=== TASK DESCRIPTION ===
A single number is the answer: how many lines of the data hold "price"?

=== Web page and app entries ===
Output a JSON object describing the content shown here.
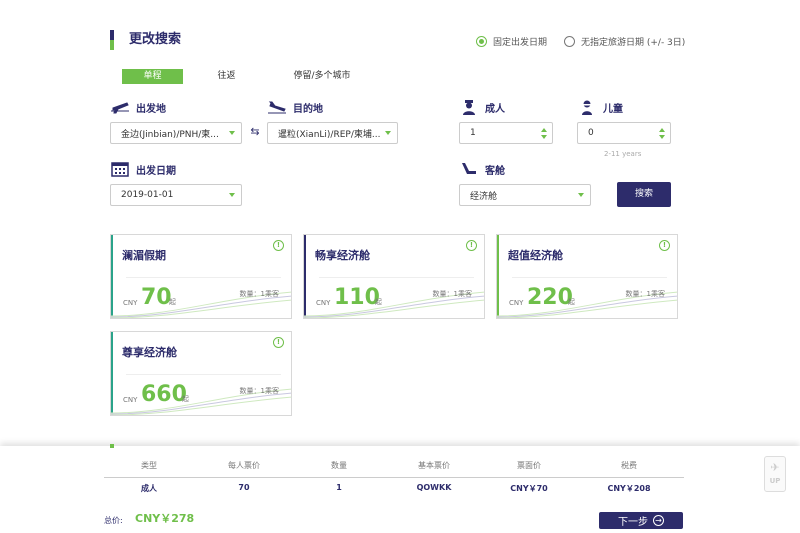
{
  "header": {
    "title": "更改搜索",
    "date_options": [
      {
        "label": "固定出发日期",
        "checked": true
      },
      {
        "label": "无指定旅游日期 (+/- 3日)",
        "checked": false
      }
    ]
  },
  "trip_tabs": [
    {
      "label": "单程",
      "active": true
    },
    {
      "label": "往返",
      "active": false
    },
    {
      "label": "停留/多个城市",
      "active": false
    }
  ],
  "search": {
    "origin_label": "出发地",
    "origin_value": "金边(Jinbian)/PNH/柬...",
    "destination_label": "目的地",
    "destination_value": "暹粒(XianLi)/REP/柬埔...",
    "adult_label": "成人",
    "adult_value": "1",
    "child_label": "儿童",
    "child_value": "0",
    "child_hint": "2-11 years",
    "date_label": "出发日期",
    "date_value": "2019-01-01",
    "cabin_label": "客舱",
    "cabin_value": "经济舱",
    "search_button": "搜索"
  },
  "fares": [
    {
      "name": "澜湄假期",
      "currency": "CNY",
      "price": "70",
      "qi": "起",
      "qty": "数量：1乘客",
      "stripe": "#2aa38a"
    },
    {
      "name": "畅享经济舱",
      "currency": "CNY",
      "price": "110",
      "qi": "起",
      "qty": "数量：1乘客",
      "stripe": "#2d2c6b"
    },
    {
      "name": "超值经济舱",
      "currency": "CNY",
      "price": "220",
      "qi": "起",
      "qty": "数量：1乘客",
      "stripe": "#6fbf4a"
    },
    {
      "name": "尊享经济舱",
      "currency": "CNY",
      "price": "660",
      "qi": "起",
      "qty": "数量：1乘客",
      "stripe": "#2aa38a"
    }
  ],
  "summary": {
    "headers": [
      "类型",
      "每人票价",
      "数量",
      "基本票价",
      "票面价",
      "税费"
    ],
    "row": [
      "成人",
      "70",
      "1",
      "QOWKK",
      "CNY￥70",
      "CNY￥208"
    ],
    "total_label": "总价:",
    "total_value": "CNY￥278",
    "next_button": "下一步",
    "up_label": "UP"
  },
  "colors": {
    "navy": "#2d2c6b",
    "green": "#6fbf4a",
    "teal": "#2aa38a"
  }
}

=== EXERCISE SOLUTION ===
4